> **Interface dataset entries**
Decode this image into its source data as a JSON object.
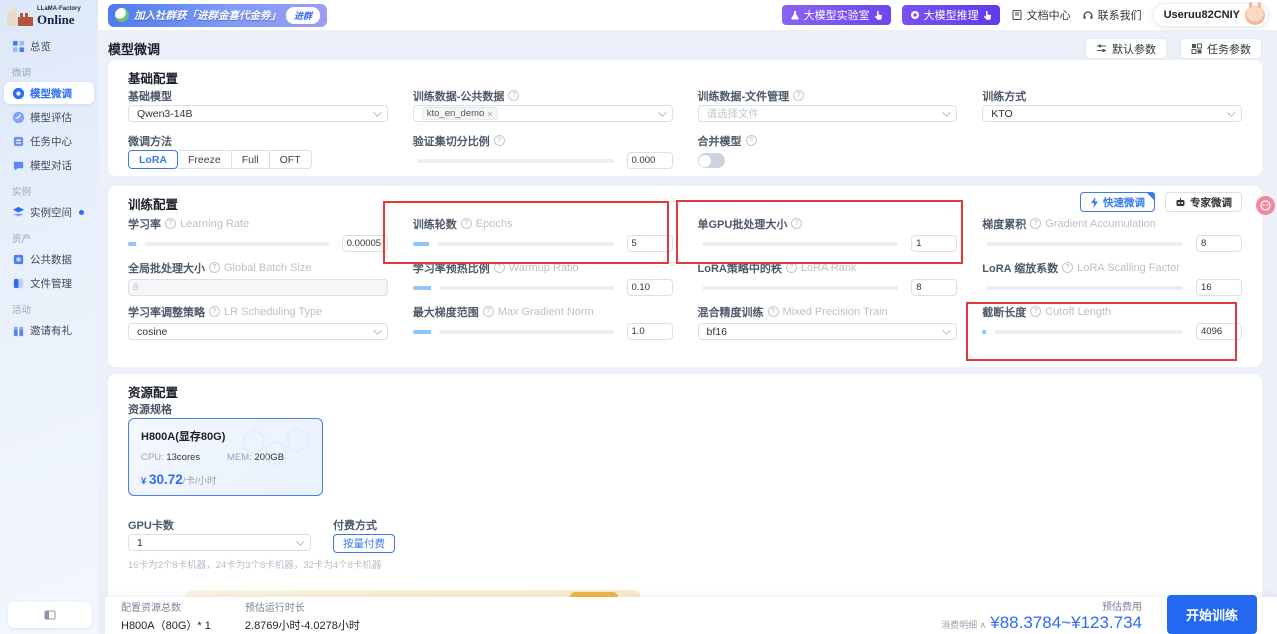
{
  "brand": {
    "small": "LLaMA-Factory",
    "big": "Online"
  },
  "banner": {
    "text": "加入社群获「进群金喜代金券」",
    "button": "进群"
  },
  "topnav": {
    "lab": "大模型实验室",
    "infer": "大模型推理",
    "docs": "文档中心",
    "contact": "联系我们",
    "user": "Useruu82CNIY"
  },
  "sidebar": {
    "overview": "总览",
    "sec_finetune": "微调",
    "item_finetune": "模型微调",
    "item_eval": "模型评估",
    "item_tasks": "任务中心",
    "item_chat": "模型对话",
    "sec_instance": "实例",
    "item_instance": "实例空间",
    "sec_assets": "资产",
    "item_public": "公共数据",
    "item_files": "文件管理",
    "sec_activity": "活动",
    "item_invite": "邀请有礼"
  },
  "page": {
    "title": "模型微调",
    "default_params": "默认参数",
    "task_params": "任务参数"
  },
  "basic": {
    "title": "基础配置",
    "base_model": {
      "label": "基础模型",
      "value": "Qwen3-14B"
    },
    "public_data": {
      "label": "训练数据-公共数据",
      "tag": "kto_en_demo"
    },
    "file_data": {
      "label": "训练数据-文件管理",
      "placeholder": "请选择文件"
    },
    "train_method": {
      "label": "训练方式",
      "value": "KTO"
    },
    "ft_method": {
      "label": "微调方法",
      "opt1": "LoRA",
      "opt2": "Freeze",
      "opt3": "Full",
      "opt4": "OFT",
      "selected": "LoRA"
    },
    "val_split": {
      "label": "验证集切分比例",
      "value": "0.000"
    },
    "merge": {
      "label": "合并模型"
    }
  },
  "training": {
    "title": "训练配置",
    "quick_btn": "快速微调",
    "expert_btn": "专家微调",
    "fields": [
      {
        "label": "学习率",
        "en": "Learning Rate",
        "value": "0.00005",
        "pct": 6
      },
      {
        "label": "训练轮数",
        "en": "Epochs",
        "value": "5",
        "pct": 10
      },
      {
        "label": "单GPU批处理大小",
        "en": "",
        "value": "1",
        "pct": 0
      },
      {
        "label": "梯度累积",
        "en": "Gradient Accumulation",
        "value": "8",
        "pct": 0
      },
      {
        "label": "全局批处理大小",
        "en": "Global Batch Size",
        "value": "8"
      },
      {
        "label": "学习率预热比例",
        "en": "Warmup Ratio",
        "value": "0.10",
        "pct": 11
      },
      {
        "label": "LoRA策略中的秩",
        "en": "LoRA Rank",
        "value": "8",
        "pct": 0
      },
      {
        "label": "LoRA 缩放系数",
        "en": "LoRA Scalling Factor",
        "value": "16",
        "pct": 0
      },
      {
        "label": "学习率调整策略",
        "en": "LR Scheduling Type",
        "value": "cosine"
      },
      {
        "label": "最大梯度范围",
        "en": "Max Gradient Norm",
        "value": "1.0",
        "pct": 11
      },
      {
        "label": "混合精度训练",
        "en": "Mixed Precision Train",
        "value": "bf16"
      },
      {
        "label": "截断长度",
        "en": "Cutoff Length",
        "value": "4096",
        "pct": 4
      }
    ]
  },
  "resources": {
    "title": "资源配置",
    "spec_label": "资源规格",
    "card": {
      "name": "H800A(显存80G)",
      "cpu_k": "CPU:",
      "cpu_v": "13cores",
      "mem_k": "MEM:",
      "mem_v": "200GB",
      "cur": "¥",
      "price": "30.72",
      "unit": "/卡/小时"
    },
    "gpu": {
      "label": "GPU卡数",
      "value": "1",
      "hint": "16卡为2个8卡机器，24卡为3个8卡机器，32卡为4个8卡机器"
    },
    "pay": {
      "label": "付费方式",
      "button": "按量付费"
    }
  },
  "footer": {
    "total_label": "配置资源总数",
    "total_value": "H800A（80G）* 1",
    "dur_label": "预估运行时长",
    "dur_value": "2.8769小时-4.0278小时",
    "cost_label": "预估费用",
    "detail": "消费明细 ∧",
    "price": "¥88.3784~¥123.734",
    "start": "开始训练"
  }
}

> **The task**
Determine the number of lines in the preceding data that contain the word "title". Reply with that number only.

> **Your solution**
4